I foresee a bestseller! Tricky though it may be to navigate, Hollywood is home to some incredible talent. Are there any actors with career paths that inspire your own to some degree?

There are several people whose careers I admire, but there isn’t a particular person I’m modeling my career after. This next year is definitely representative of that in that I will publish my first book as a writer, launch its website and app, finish up the documentary I’m directing, oversee the set up of several scripted movies that I’m producing, premiere the action movie I shot last year, film another year of True Blood for HBO, and get back to the stage for the first time in four years as Stanley Kowalski in A Streetcar Named Desire. I’m not sure who’s career that sounds like…but that’s my kind of year and my kind of career.

It’s impressive for sure, and it sounds like you’re busy in the best way possible. I read that when you landed your role on HBO’s True Blood back in 2010, things weren’t looking as good and that financially, you weren’t in the best position. Do you think that past struggle in some way grounds you now?

I’m assuming this question is derived from an internet CliffsNotes version of someone’s bad interpretation of my Men’s Health article [the other] month, in which I talk very candidly about a particular battle with a particular demon of mine back in 2002. I urge you to read it in entirety, as I can assure you that my finances were the least of my problems at that time.

I will definitely read it, and hope the readers who haven’t yet, will too. Wanna get the full story! So then everything was looking okay in 2010?

My finances were fine when I got True Blood. I was living comfortably and working consistently, but realized that True Blood could be the turning point for me to break out of the mediocrity I’d accepted and fight for something more. My struggles in 2002 however, will serve to ground me for the rest of my life…

I have a feeling that’s a chapter for the bestseller we talked about earlier. About the show, has your role on True Blood opened you up to the world of folklore and mythology at all? There’s a lot of old tales floating out there about vampires and werewolves.

I knew them all already, inside and out. The real challenge was making the monster human and grounded and accessible. That’s the challenge of the show, and what separates it from all of the other supernatural projects out there.

What do you think fuels our enduring fascination with the supernatural? The same myths and legends seem to cross all generations and cultures.

Do you have three days??? They are our modern mythology, our gods and demi-gods fighting and fucking each other and causing trouble for humans the same way the Egyptians and Greeks and Romans had theirs. Our story happened to start off as a series of romantic mystery novels, but went on to speak about death, and sex, and inequality and coincidentally became a lightning rod for cultural conversation.

A whole lot of hot topics get covered. Your character Alcide perceives being a werewolf as a curse, was there any particular experience that you drew from your personal life to understand his angst?

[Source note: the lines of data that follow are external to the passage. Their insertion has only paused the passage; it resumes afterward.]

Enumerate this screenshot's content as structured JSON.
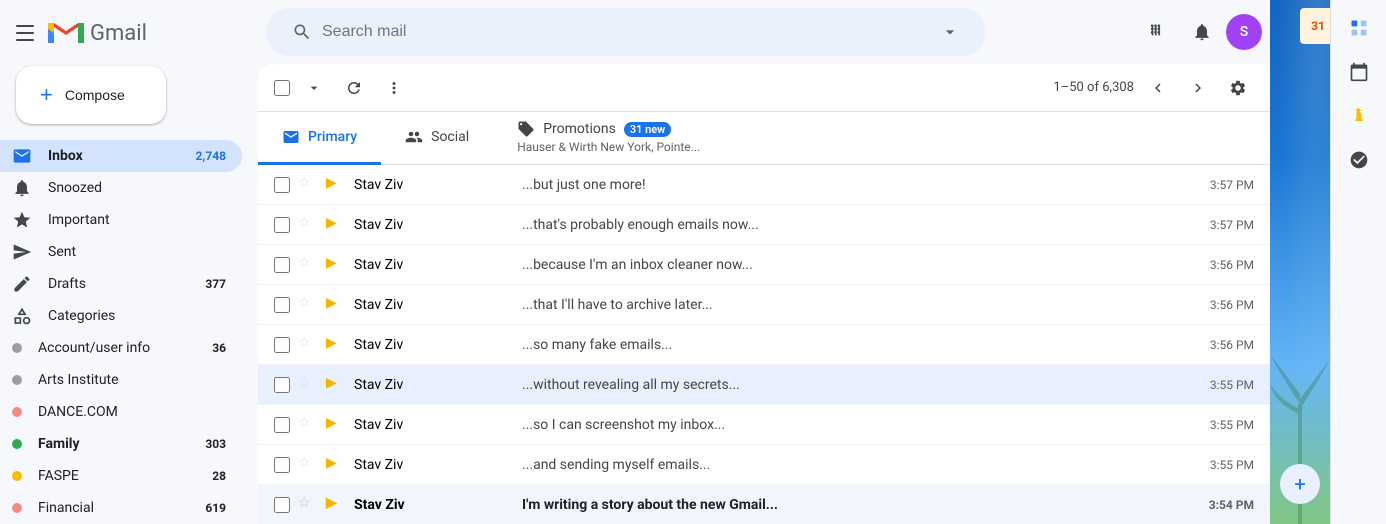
{
  "app": {
    "title": "Gmail",
    "logo_m_colors": [
      "#EA4335",
      "#4285F4",
      "#FBBC05",
      "#34A853"
    ]
  },
  "header": {
    "search_placeholder": "Search mail",
    "hamburger_label": "Main menu"
  },
  "compose": {
    "label": "Compose",
    "plus_symbol": "+"
  },
  "nav": {
    "items": [
      {
        "id": "inbox",
        "label": "Inbox",
        "count": "2,748",
        "active": true,
        "icon": "inbox"
      },
      {
        "id": "snoozed",
        "label": "Snoozed",
        "count": "",
        "active": false,
        "icon": "snoozed"
      },
      {
        "id": "important",
        "label": "Important",
        "count": "",
        "active": false,
        "icon": "important"
      },
      {
        "id": "sent",
        "label": "Sent",
        "count": "",
        "active": false,
        "icon": "sent"
      },
      {
        "id": "drafts",
        "label": "Drafts",
        "count": "377",
        "active": false,
        "icon": "drafts"
      },
      {
        "id": "categories",
        "label": "Categories",
        "count": "",
        "active": false,
        "icon": "categories"
      },
      {
        "id": "account-user-info",
        "label": "Account/user info",
        "count": "36",
        "active": false,
        "icon": "account"
      },
      {
        "id": "arts-institute",
        "label": "Arts Institute",
        "count": "",
        "active": false,
        "icon": "arts"
      },
      {
        "id": "dance-com",
        "label": "DANCE.COM",
        "count": "",
        "active": false,
        "icon": "dance"
      },
      {
        "id": "family",
        "label": "Family",
        "count": "303",
        "active": false,
        "icon": "family"
      },
      {
        "id": "faspe",
        "label": "FASPE",
        "count": "28",
        "active": false,
        "icon": "faspe"
      },
      {
        "id": "financial",
        "label": "Financial",
        "count": "619",
        "active": false,
        "icon": "financial"
      }
    ]
  },
  "toolbar": {
    "select_label": "Select",
    "refresh_label": "Refresh",
    "more_label": "More",
    "pagination": "1–50 of 6,308",
    "settings_label": "Settings"
  },
  "tabs": [
    {
      "id": "primary",
      "label": "Primary",
      "active": true,
      "badge": ""
    },
    {
      "id": "social",
      "label": "Social",
      "active": false,
      "badge": ""
    },
    {
      "id": "promotions",
      "label": "Promotions",
      "active": false,
      "badge": "31 new",
      "preview": "Hauser & Wirth New York, Pointe..."
    }
  ],
  "emails": [
    {
      "id": 1,
      "sender": "Stav Ziv",
      "subject": "...but just one more!",
      "time": "3:57 PM",
      "unread": false,
      "highlighted": false
    },
    {
      "id": 2,
      "sender": "Stav Ziv",
      "subject": "...that's probably enough emails now...",
      "time": "3:57 PM",
      "unread": false,
      "highlighted": false
    },
    {
      "id": 3,
      "sender": "Stav Ziv",
      "subject": "...because I'm an inbox cleaner now...",
      "time": "3:56 PM",
      "unread": false,
      "highlighted": false
    },
    {
      "id": 4,
      "sender": "Stav Ziv",
      "subject": "...that I'll have to archive later...",
      "time": "3:56 PM",
      "unread": false,
      "highlighted": false
    },
    {
      "id": 5,
      "sender": "Stav Ziv",
      "subject": "...so many fake emails...",
      "time": "3:56 PM",
      "unread": false,
      "highlighted": false
    },
    {
      "id": 6,
      "sender": "Stav Ziv",
      "subject": "...without revealing all my secrets...",
      "time": "3:55 PM",
      "unread": false,
      "highlighted": true
    },
    {
      "id": 7,
      "sender": "Stav Ziv",
      "subject": "...so I can screenshot my inbox...",
      "time": "3:55 PM",
      "unread": false,
      "highlighted": false
    },
    {
      "id": 8,
      "sender": "Stav Ziv",
      "subject": "...and sending myself emails...",
      "time": "3:55 PM",
      "unread": false,
      "highlighted": false
    },
    {
      "id": 9,
      "sender": "Stav Ziv",
      "subject": "I'm writing a story about the new Gmail...",
      "time": "3:54 PM",
      "unread": true,
      "highlighted": false
    }
  ],
  "calendar": {
    "day": "31"
  },
  "dot_colors": {
    "account_user_info": "#9e9e9e",
    "arts_institute": "#9e9e9e",
    "dance_com": "#f28b82",
    "family": "#34a853",
    "faspe": "#fbbc04",
    "financial": "#f28b82"
  }
}
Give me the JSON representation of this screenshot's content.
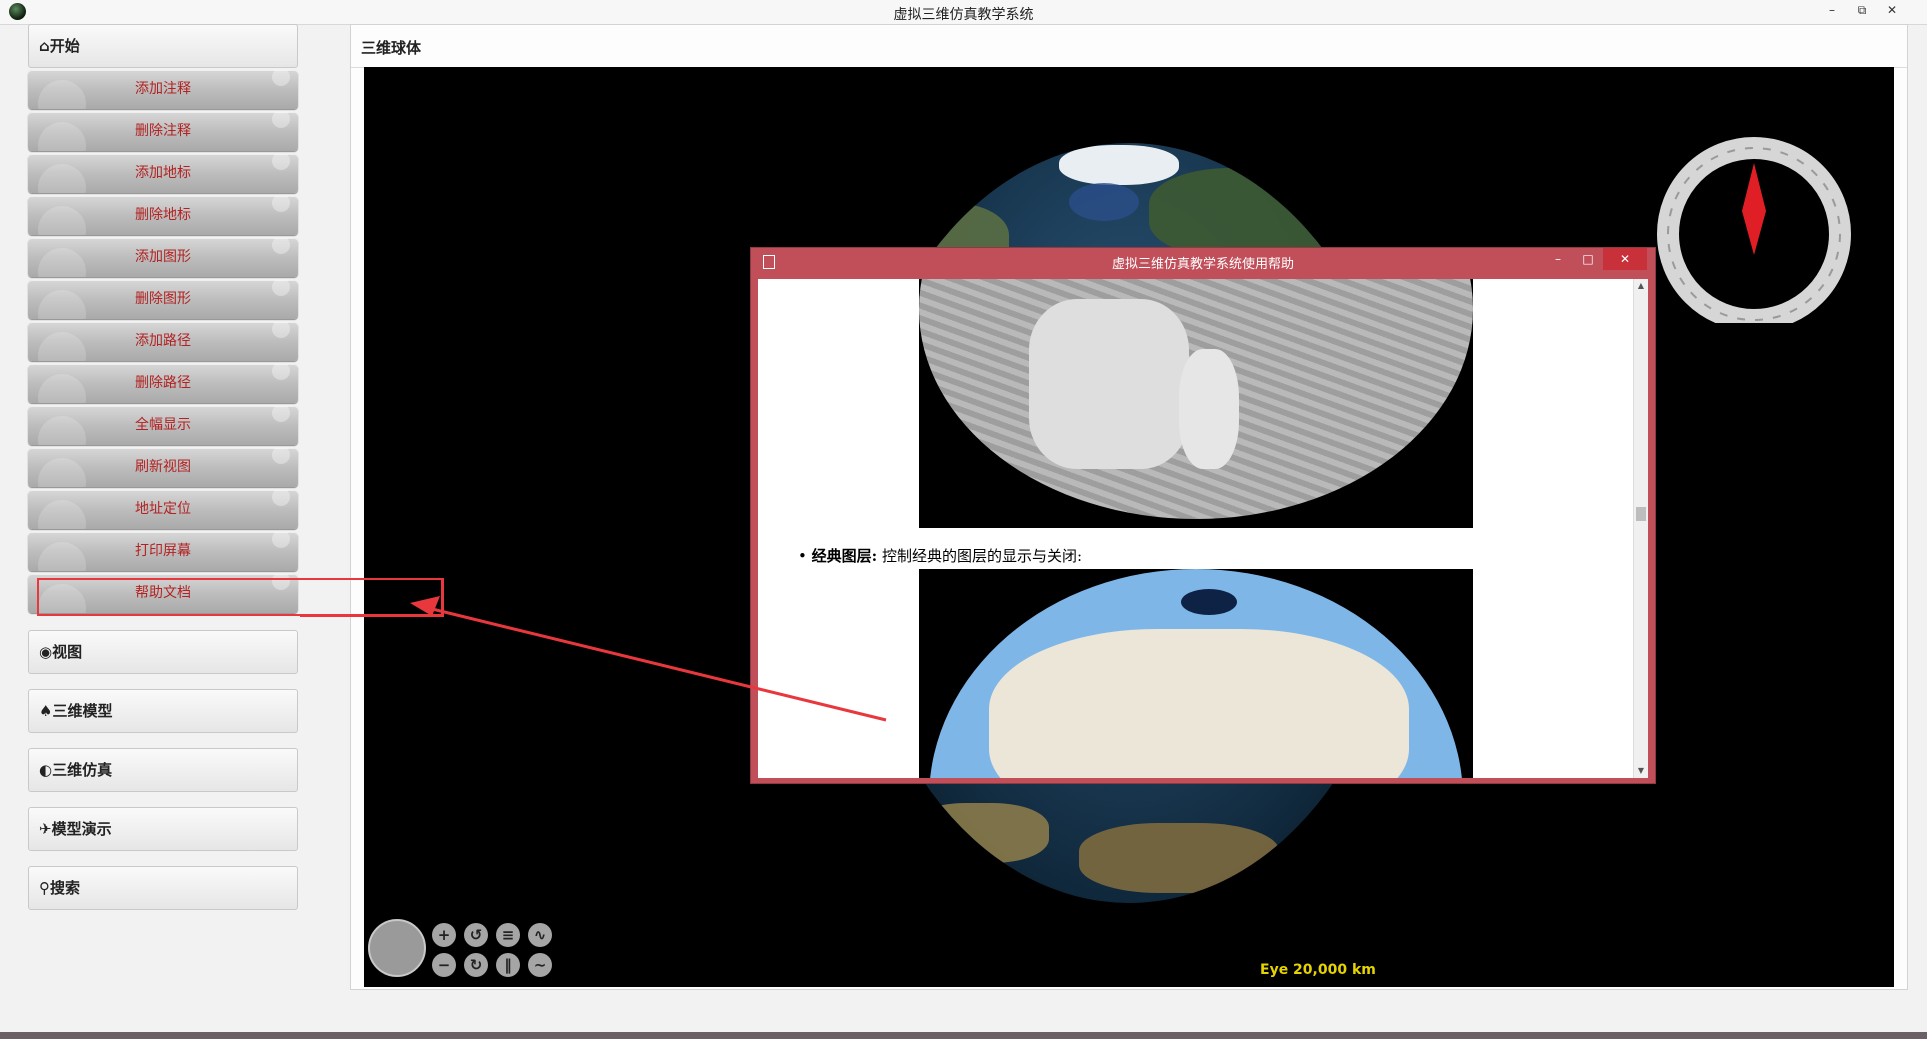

I think every person has something about their past or their present that they are afraid someone won’t accept or will find unloveable. That’s a huge part of Alcide, and probably the main reason he’s had so much difficulty in life and especially with his romantic partners.

Evidently, audience members still manage to find him loveable. Aside from True Blood and your upcoming play, are there any other new projects you have on the go that you’re excited about, acting or otherwise?

I’m insanely excited about my book that hits shelves in December, and I can’t wait to see the fully edited version of the film Sabotage I shot this past year, that drops in January.

Anything else we should be watching out for?

I’m finishing up a documentary I’m filming and producing with my brother that is turning out absolutely unbelievably, and I absolutely cannot wait to be in a theatre to see people’s reactions to it. I’m really inspired and fulfilled creatively when I’m writing and producing. One of the biggest joys of my life has been getting to work with my super smart, super talented, super funny, brother every day. I’m incredibly excited about that.

Published July 24, 2013